:: Provided data

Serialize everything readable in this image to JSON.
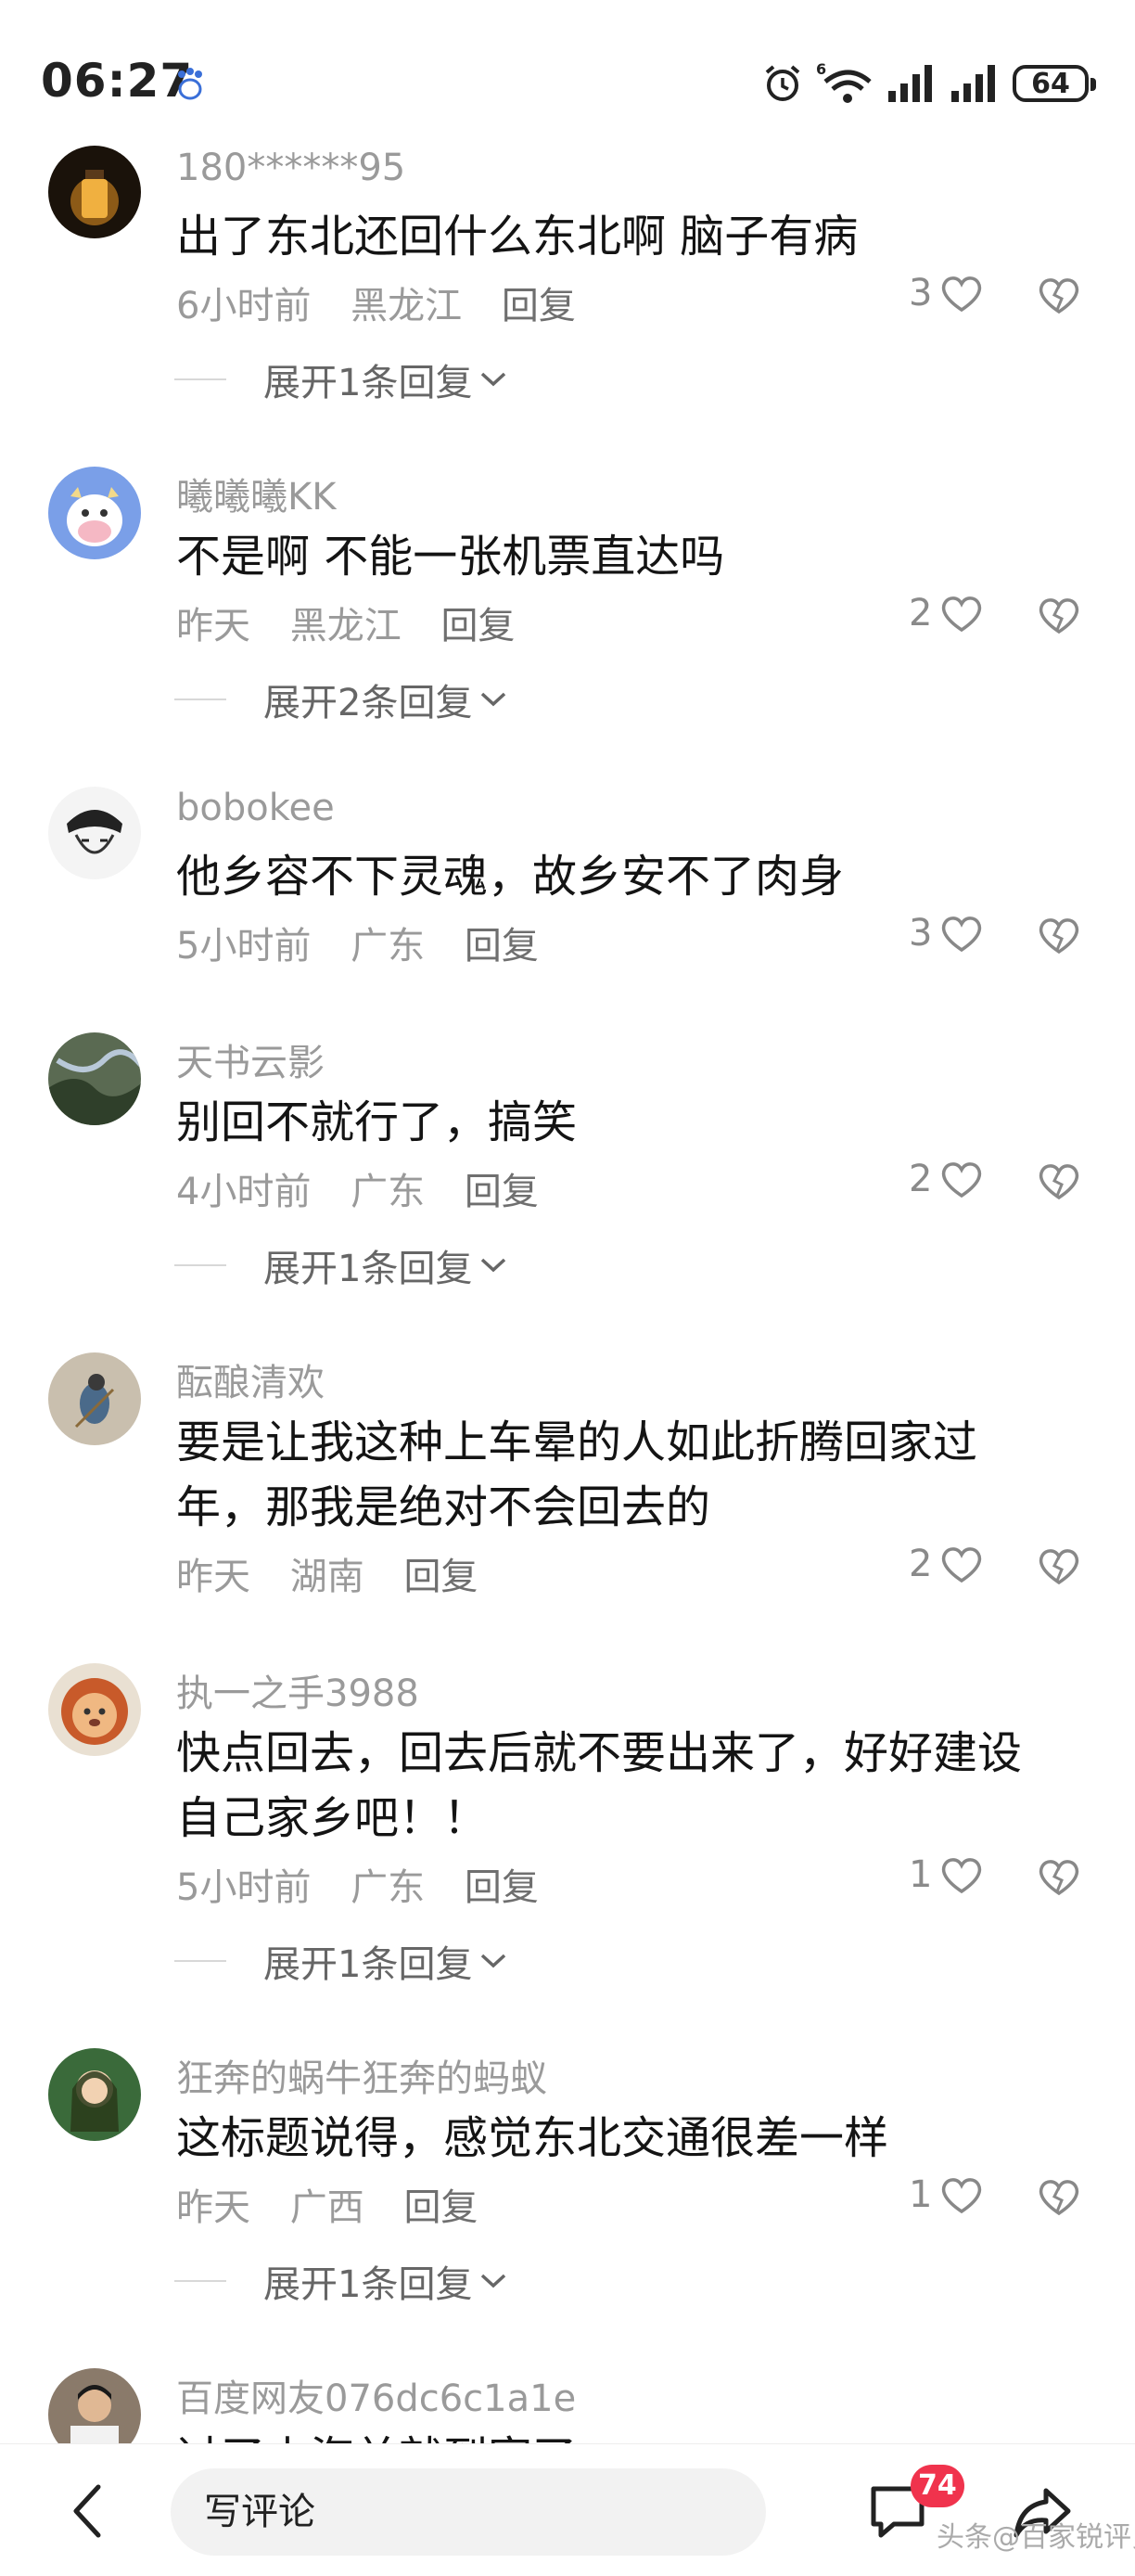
{
  "status": {
    "time": "06:27",
    "battery": "64",
    "signal_badge": "6"
  },
  "comments": [
    {
      "user": "180******95",
      "text": "出了东北还回什么东北啊 脑子有病",
      "time": "6小时前",
      "location": "黑龙江",
      "reply": "回复",
      "likes": "3",
      "expand": "展开1条回复"
    },
    {
      "user": "曦曦曦KK",
      "text": "不是啊 不能一张机票直达吗",
      "time": "昨天",
      "location": "黑龙江",
      "reply": "回复",
      "likes": "2",
      "expand": "展开2条回复"
    },
    {
      "user": "bobokee",
      "text": "他乡容不下灵魂，故乡安不了肉身",
      "time": "5小时前",
      "location": "广东",
      "reply": "回复",
      "likes": "3"
    },
    {
      "user": "天书云影",
      "text": "别回不就行了，搞笑",
      "time": "4小时前",
      "location": "广东",
      "reply": "回复",
      "likes": "2",
      "expand": "展开1条回复"
    },
    {
      "user": "酝酿清欢",
      "text_line1": "要是让我这种上车晕的人如此折腾回家过",
      "text_line2": "年，那我是绝对不会回去的",
      "time": "昨天",
      "location": "湖南",
      "reply": "回复",
      "likes": "2"
    },
    {
      "user": "执一之手3988",
      "text_line1": "快点回去，回去后就不要出来了，好好建设",
      "text_line2": "自己家乡吧！！",
      "time": "5小时前",
      "location": "广东",
      "reply": "回复",
      "likes": "1",
      "expand": "展开1条回复"
    },
    {
      "user": "狂奔的蜗牛狂奔的蚂蚁",
      "text": "这标题说得，感觉东北交通很差一样",
      "time": "昨天",
      "location": "广西",
      "reply": "回复",
      "likes": "1",
      "expand": "展开1条回复"
    },
    {
      "user": "百度网友076dc6c1a1e",
      "text": "过了山海关就到家了"
    }
  ],
  "bottom": {
    "input_placeholder": "写评论",
    "comment_count": "74",
    "watermark": "头条@百家锐评员"
  },
  "colors": {
    "badge": "#f0334d",
    "muted_text": "#9a9a9a"
  }
}
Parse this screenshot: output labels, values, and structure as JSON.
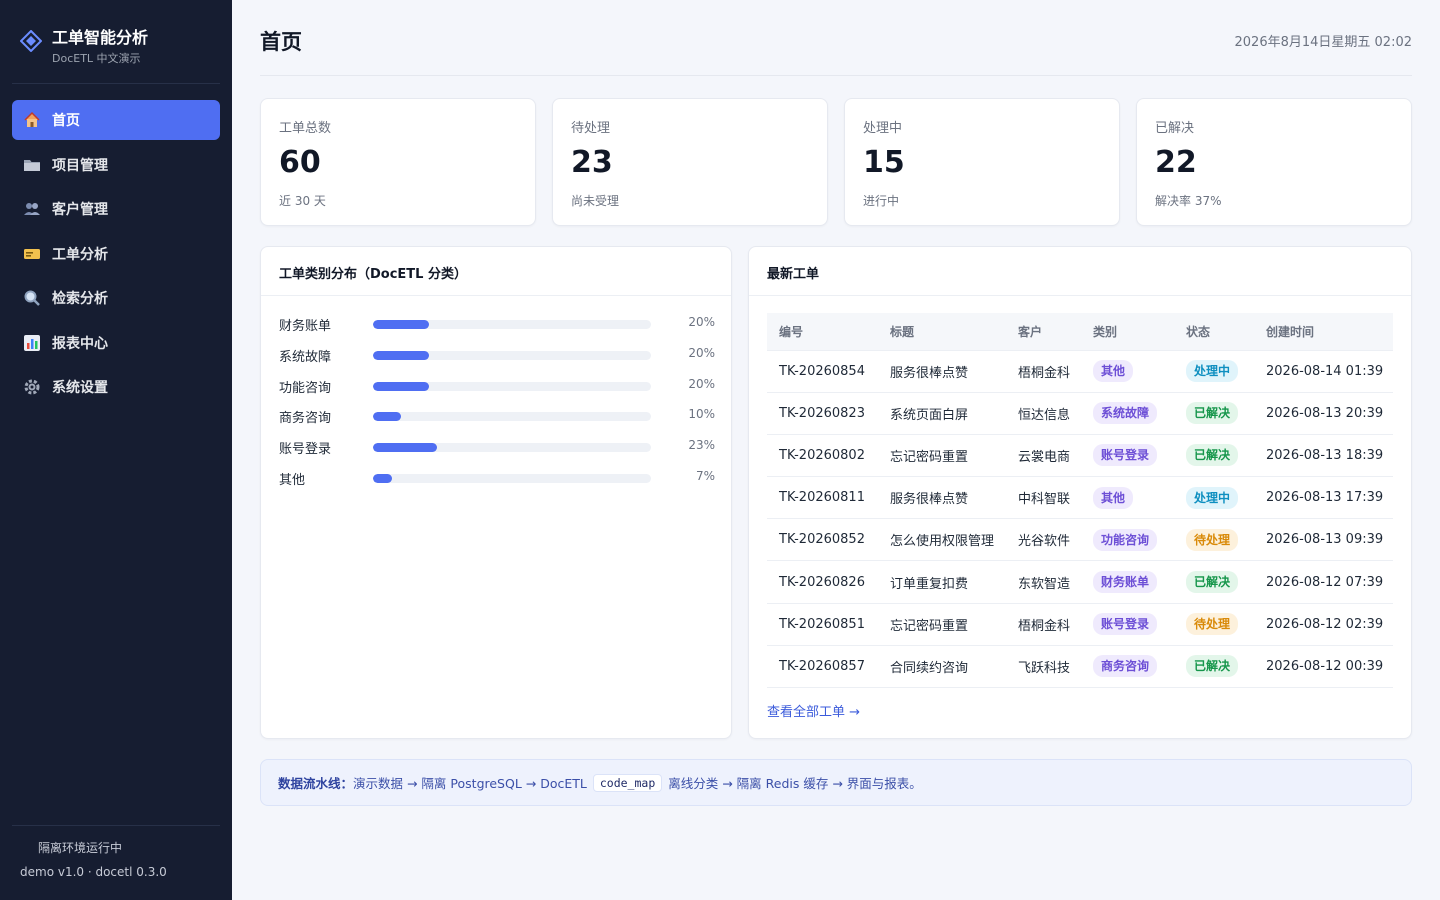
{
  "brand": {
    "title": "工单智能分析",
    "subtitle": "DocETL 中文演示",
    "logo_icon": "diamond-icon",
    "accent": "#4f6ef2"
  },
  "nav": {
    "items": [
      {
        "label": "首页",
        "icon": "home-icon",
        "active": true
      },
      {
        "label": "项目管理",
        "icon": "folder-icon",
        "active": false
      },
      {
        "label": "客户管理",
        "icon": "users-icon",
        "active": false
      },
      {
        "label": "工单分析",
        "icon": "ticket-icon",
        "active": false
      },
      {
        "label": "检索分析",
        "icon": "search-icon",
        "active": false
      },
      {
        "label": "报表中心",
        "icon": "chart-icon",
        "active": false
      },
      {
        "label": "系统设置",
        "icon": "gear-icon",
        "active": false
      }
    ]
  },
  "footer": {
    "env_status": "隔离环境运行中",
    "version": "demo v1.0 · docetl 0.3.0"
  },
  "header": {
    "title": "首页",
    "datetime": "2026年8月14日星期五 02:02"
  },
  "stats": [
    {
      "label": "工单总数",
      "value": "60",
      "sub": "近 30 天"
    },
    {
      "label": "待处理",
      "value": "23",
      "sub": "尚未受理"
    },
    {
      "label": "处理中",
      "value": "15",
      "sub": "进行中"
    },
    {
      "label": "已解决",
      "value": "22",
      "sub": "解决率 37%"
    }
  ],
  "category_panel": {
    "title": "工单类别分布（DocETL 分类）",
    "items": [
      {
        "name": "财务账单",
        "pct_label": "20%",
        "fraction": 0.2
      },
      {
        "name": "系统故障",
        "pct_label": "20%",
        "fraction": 0.2
      },
      {
        "name": "功能咨询",
        "pct_label": "20%",
        "fraction": 0.2
      },
      {
        "name": "商务咨询",
        "pct_label": "10%",
        "fraction": 0.1
      },
      {
        "name": "账号登录",
        "pct_label": "23%",
        "fraction": 0.23
      },
      {
        "name": "其他",
        "pct_label": "7%",
        "fraction": 0.07
      }
    ]
  },
  "tickets_panel": {
    "title": "最新工单",
    "columns": [
      "编号",
      "标题",
      "客户",
      "类别",
      "状态",
      "创建时间"
    ],
    "rows": [
      {
        "id": "TK-20260854",
        "title": "服务很棒点赞",
        "customer": "梧桐金科",
        "category": "其他",
        "status": "处理中",
        "status_kind": "processing",
        "created": "2026-08-14 01:39"
      },
      {
        "id": "TK-20260823",
        "title": "系统页面白屏",
        "customer": "恒达信息",
        "category": "系统故障",
        "status": "已解决",
        "status_kind": "resolved",
        "created": "2026-08-13 20:39"
      },
      {
        "id": "TK-20260802",
        "title": "忘记密码重置",
        "customer": "云裳电商",
        "category": "账号登录",
        "status": "已解决",
        "status_kind": "resolved",
        "created": "2026-08-13 18:39"
      },
      {
        "id": "TK-20260811",
        "title": "服务很棒点赞",
        "customer": "中科智联",
        "category": "其他",
        "status": "处理中",
        "status_kind": "processing",
        "created": "2026-08-13 17:39"
      },
      {
        "id": "TK-20260852",
        "title": "怎么使用权限管理",
        "customer": "光谷软件",
        "category": "功能咨询",
        "status": "待处理",
        "status_kind": "pending",
        "created": "2026-08-13 09:39"
      },
      {
        "id": "TK-20260826",
        "title": "订单重复扣费",
        "customer": "东软智造",
        "category": "财务账单",
        "status": "已解决",
        "status_kind": "resolved",
        "created": "2026-08-12 07:39"
      },
      {
        "id": "TK-20260851",
        "title": "忘记密码重置",
        "customer": "梧桐金科",
        "category": "账号登录",
        "status": "待处理",
        "status_kind": "pending",
        "created": "2026-08-12 02:39"
      },
      {
        "id": "TK-20260857",
        "title": "合同续约咨询",
        "customer": "飞跃科技",
        "category": "商务咨询",
        "status": "已解决",
        "status_kind": "resolved",
        "created": "2026-08-12 00:39"
      }
    ],
    "view_all": "查看全部工单 →"
  },
  "pipeline": {
    "label": "数据流水线：",
    "text_before": "演示数据 → 隔离 PostgreSQL → DocETL",
    "code": "code_map",
    "text_after": "离线分类 → 隔离 Redis 缓存 → 界面与报表。"
  },
  "colors": {
    "sidebar_bg": "#161d31",
    "status_processing": "#0e8fc0",
    "status_resolved": "#16964b",
    "status_pending": "#d98a09",
    "category_badge": "#6d4fd6"
  }
}
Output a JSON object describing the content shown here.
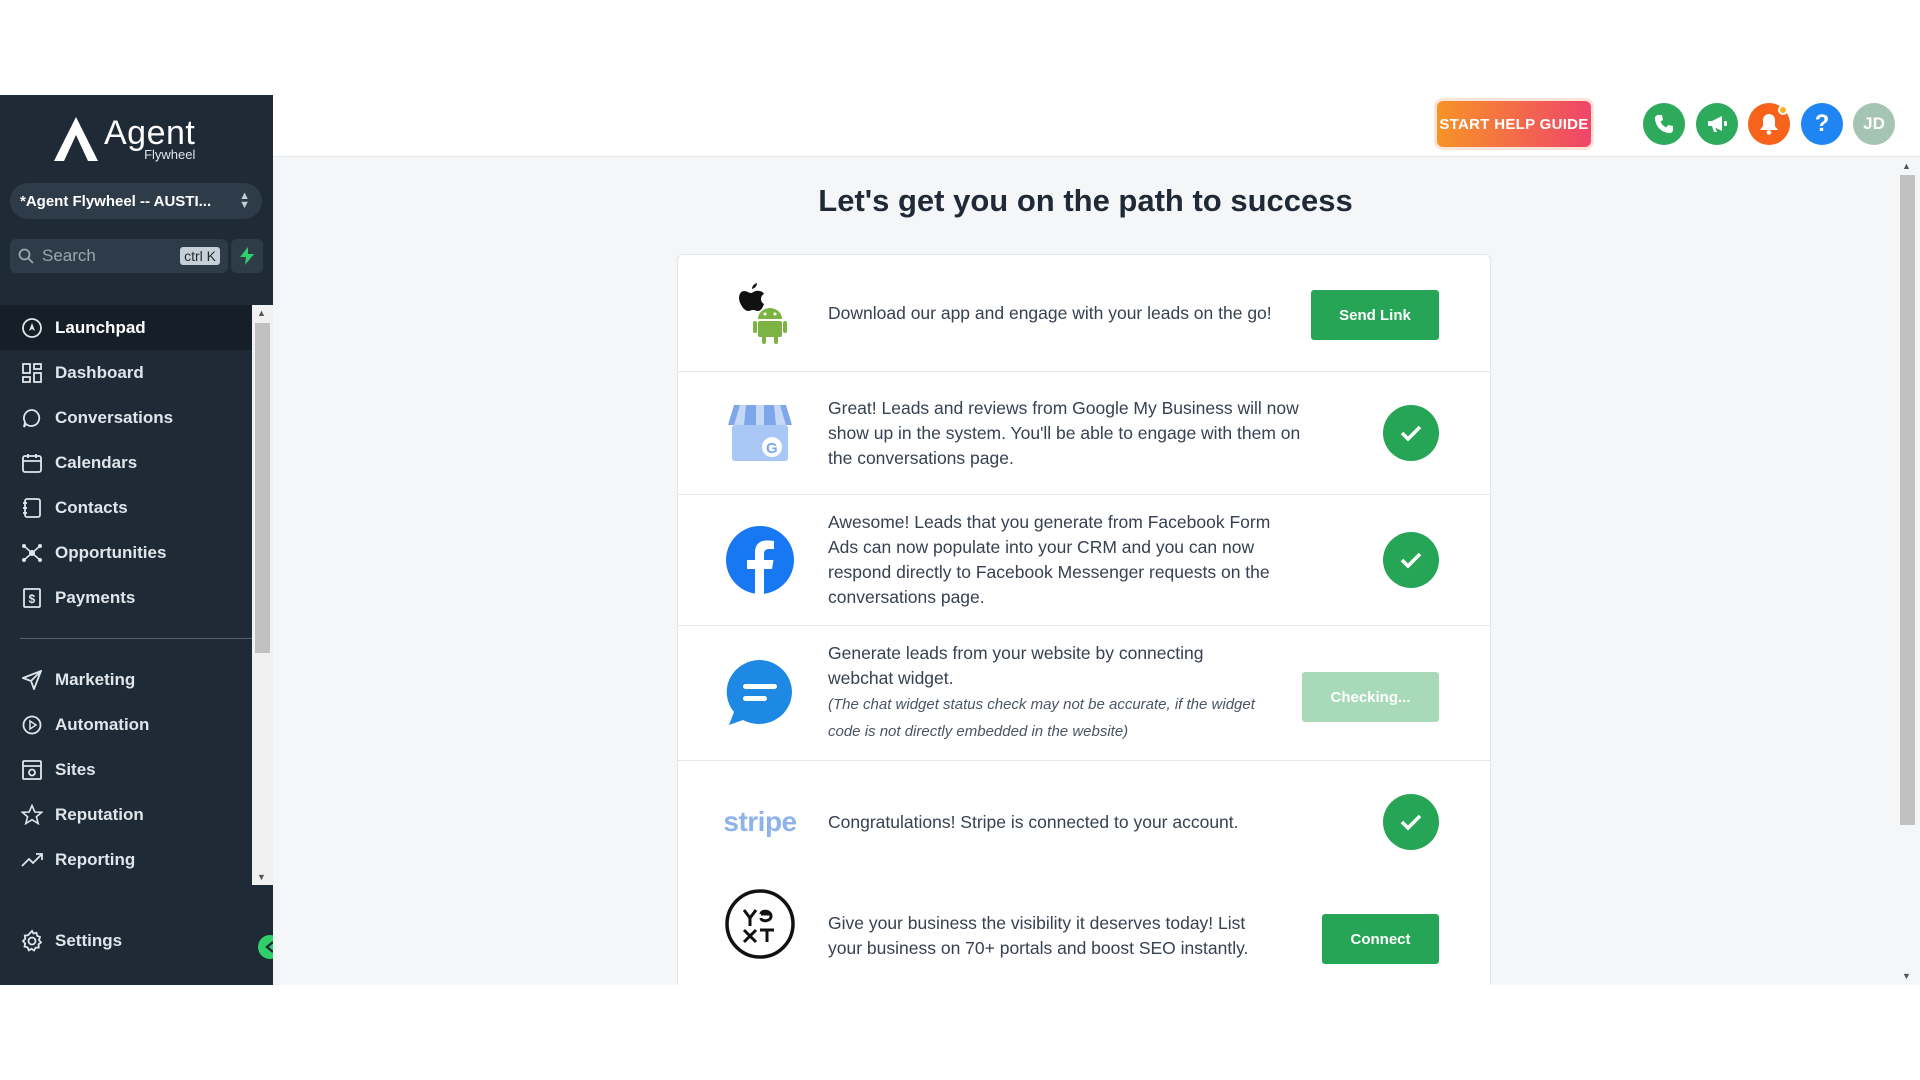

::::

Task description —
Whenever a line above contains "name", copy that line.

Task result —
        "name": "财务账单",
        "name": "系统故障",
        "name": "功能咨询",
        "name": "商务咨询",
        "name": "账号登录",
        "name": "其他",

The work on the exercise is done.